Saturday, November 20, 2010

322 / On Human Nature

I have just finished reading On Human Nature, by E.O. Wilson. Wilson began his scientific investigations with the study of ants, and says that On Human Nature is the third book in a trilogy that began with The Insect Societies.

"Science" is generally considered to move from observation to explanation, and I think that The Insect Societies, which I have not read, proceeds in that manner. Wilson, in other words, seeks to explain the "nature" of ants, based on a close observation of the biological facts of their life. How does Wilson come out as he applies this same technique to human beings?

Well, not in quite the same position, if I'm understanding On Human Nature. Wilson was one of the creators of a scientific discipline called "sociobiology," which seems to posit the idea that the "social" life of human beings can be derived (like the lives of ants) from a study of biology. Again, if I'm understanding the proposition correctly, this should mean that "human nature" should be like the rest of nature, governed by laws that perfectly describe the realities we actually find to exist.

This is not, in fact, what Wilson concludes, since he finds that "human nature" is not determined in advance by its evolutionary and biological past. "Human nature," he says, "is not just the array of outcomes attained in existing societies. It is also the potential array that might be achieved through conscious design by future societies." We are, says Wilson, captured by a "hodgepodge of special genetic adaptations to an environment largely vanished." However, this legacy of the dead past is not an inevitability, generated by biology and evolution. While our current social reality (and our human nature itself) are the product of biologically generated processes of the past, the determinism inherent in this "is not so tight that it cannot be broken through an exercise of will."
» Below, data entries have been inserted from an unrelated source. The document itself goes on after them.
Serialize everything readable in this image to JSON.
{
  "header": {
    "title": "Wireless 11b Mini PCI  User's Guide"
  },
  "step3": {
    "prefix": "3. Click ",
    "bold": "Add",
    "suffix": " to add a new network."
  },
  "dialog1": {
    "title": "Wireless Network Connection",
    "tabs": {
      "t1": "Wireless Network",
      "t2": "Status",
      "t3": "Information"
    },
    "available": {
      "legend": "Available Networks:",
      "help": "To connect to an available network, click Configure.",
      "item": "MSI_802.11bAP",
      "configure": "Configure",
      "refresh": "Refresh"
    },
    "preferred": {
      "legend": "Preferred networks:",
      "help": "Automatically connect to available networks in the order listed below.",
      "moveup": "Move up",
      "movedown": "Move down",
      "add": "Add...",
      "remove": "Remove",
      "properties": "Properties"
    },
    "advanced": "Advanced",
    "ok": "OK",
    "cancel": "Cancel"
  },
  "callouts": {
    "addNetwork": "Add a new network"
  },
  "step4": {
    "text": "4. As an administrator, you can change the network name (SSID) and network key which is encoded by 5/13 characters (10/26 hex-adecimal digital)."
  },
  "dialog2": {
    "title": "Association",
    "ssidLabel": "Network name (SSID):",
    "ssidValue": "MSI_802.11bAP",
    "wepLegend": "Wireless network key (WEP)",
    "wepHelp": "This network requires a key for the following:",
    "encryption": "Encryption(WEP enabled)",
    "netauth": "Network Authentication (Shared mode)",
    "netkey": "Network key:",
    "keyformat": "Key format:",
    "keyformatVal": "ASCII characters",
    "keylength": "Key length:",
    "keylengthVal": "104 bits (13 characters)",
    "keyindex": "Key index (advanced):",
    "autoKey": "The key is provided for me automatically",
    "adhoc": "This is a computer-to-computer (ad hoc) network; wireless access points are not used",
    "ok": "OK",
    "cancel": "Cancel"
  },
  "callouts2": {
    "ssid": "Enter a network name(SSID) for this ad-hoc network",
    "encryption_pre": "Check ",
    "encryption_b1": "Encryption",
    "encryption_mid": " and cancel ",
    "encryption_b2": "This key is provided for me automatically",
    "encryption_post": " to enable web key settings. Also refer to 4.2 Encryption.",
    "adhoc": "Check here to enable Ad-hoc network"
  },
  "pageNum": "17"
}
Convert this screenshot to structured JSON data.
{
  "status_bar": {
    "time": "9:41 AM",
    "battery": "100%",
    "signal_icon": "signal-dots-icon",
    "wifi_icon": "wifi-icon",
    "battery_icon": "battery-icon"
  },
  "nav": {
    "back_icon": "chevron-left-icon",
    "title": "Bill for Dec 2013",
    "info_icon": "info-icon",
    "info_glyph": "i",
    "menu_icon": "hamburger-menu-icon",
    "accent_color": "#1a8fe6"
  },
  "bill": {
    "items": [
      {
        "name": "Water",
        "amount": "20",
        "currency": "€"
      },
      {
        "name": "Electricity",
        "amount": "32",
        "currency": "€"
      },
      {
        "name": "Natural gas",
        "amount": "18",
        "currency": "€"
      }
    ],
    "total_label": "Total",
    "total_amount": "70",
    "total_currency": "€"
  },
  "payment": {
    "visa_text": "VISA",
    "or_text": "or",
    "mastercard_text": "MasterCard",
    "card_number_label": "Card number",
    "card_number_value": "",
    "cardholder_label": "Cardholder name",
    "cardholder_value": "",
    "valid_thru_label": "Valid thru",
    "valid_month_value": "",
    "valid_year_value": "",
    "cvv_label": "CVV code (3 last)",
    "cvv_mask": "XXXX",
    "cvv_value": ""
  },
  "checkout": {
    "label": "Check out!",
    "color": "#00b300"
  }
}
Human "nature," in other words, is like the rest of the world we most immediately inhabit, the product of our own choices and actions. We create it ourselves, and we create it together.

No comments:

Post a Comment

Thanks for your comment!